_Available records_:

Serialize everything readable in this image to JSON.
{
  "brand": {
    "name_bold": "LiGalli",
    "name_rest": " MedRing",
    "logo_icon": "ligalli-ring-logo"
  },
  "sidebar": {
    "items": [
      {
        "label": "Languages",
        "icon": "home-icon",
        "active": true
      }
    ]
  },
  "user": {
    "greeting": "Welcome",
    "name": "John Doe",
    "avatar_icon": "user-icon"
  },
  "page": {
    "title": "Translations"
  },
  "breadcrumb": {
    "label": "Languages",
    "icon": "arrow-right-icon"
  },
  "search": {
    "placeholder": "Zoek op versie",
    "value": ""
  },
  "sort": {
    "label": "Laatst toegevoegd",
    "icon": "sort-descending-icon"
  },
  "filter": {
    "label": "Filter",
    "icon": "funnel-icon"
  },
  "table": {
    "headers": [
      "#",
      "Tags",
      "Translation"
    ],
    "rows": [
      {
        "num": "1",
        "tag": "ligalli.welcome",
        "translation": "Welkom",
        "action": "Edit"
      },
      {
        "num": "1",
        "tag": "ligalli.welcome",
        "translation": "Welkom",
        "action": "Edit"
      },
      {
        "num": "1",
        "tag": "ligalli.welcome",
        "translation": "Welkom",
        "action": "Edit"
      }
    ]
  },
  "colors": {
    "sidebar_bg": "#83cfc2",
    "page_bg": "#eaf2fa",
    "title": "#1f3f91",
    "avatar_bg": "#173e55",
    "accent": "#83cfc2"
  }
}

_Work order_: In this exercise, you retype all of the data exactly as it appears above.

_Your response_:
Serialize everything readable in this image to JSON.
{
  "brand": {
    "name_bold": "LiGalli",
    "name_rest": " MedRing",
    "logo_icon": "ligalli-ring-logo"
  },
  "sidebar": {
    "items": [
      {
        "label": "Languages",
        "icon": "home-icon",
        "active": true
      }
    ]
  },
  "user": {
    "greeting": "Welcome",
    "name": "John Doe",
    "avatar_icon": "user-icon"
  },
  "page": {
    "title": "Translations"
  },
  "breadcrumb": {
    "label": "Languages",
    "icon": "arrow-right-icon"
  },
  "search": {
    "placeholder": "Zoek op versie",
    "value": ""
  },
  "sort": {
    "label": "Laatst toegevoegd",
    "icon": "sort-descending-icon"
  },
  "filter": {
    "label": "Filter",
    "icon": "funnel-icon"
  },
  "table": {
    "headers": [
      "#",
      "Tags",
      "Translation"
    ],
    "rows": [
      {
        "num": "1",
        "tag": "ligalli.welcome",
        "translation": "Welkom",
        "action": "Edit"
      },
      {
        "num": "1",
        "tag": "ligalli.welcome",
        "translation": "Welkom",
        "action": "Edit"
      },
      {
        "num": "1",
        "tag": "ligalli.welcome",
        "translation": "Welkom",
        "action": "Edit"
      }
    ]
  },
  "colors": {
    "sidebar_bg": "#83cfc2",
    "page_bg": "#eaf2fa",
    "title": "#1f3f91",
    "avatar_bg": "#173e55",
    "accent": "#83cfc2"
  }
}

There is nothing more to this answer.